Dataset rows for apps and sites
——
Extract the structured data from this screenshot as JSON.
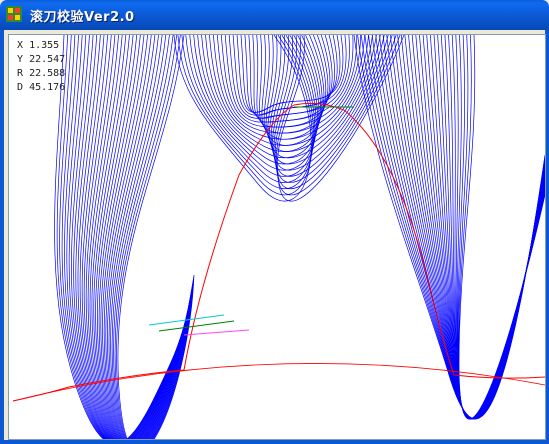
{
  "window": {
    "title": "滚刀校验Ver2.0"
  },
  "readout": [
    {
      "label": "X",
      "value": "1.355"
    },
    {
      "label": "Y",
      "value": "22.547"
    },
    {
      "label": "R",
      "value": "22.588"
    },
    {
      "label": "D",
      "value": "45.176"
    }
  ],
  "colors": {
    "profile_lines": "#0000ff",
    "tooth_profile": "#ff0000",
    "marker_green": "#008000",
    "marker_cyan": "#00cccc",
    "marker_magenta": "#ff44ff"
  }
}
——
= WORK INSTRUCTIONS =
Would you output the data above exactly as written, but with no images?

= SOLUTION =
Extract the structured data from this screenshot as JSON.
{
  "window": {
    "title": "滚刀校验Ver2.0"
  },
  "readout": [
    {
      "label": "X",
      "value": "1.355"
    },
    {
      "label": "Y",
      "value": "22.547"
    },
    {
      "label": "R",
      "value": "22.588"
    },
    {
      "label": "D",
      "value": "45.176"
    }
  ],
  "colors": {
    "profile_lines": "#0000ff",
    "tooth_profile": "#ff0000",
    "marker_green": "#008000",
    "marker_cyan": "#00cccc",
    "marker_magenta": "#ff44ff"
  }
}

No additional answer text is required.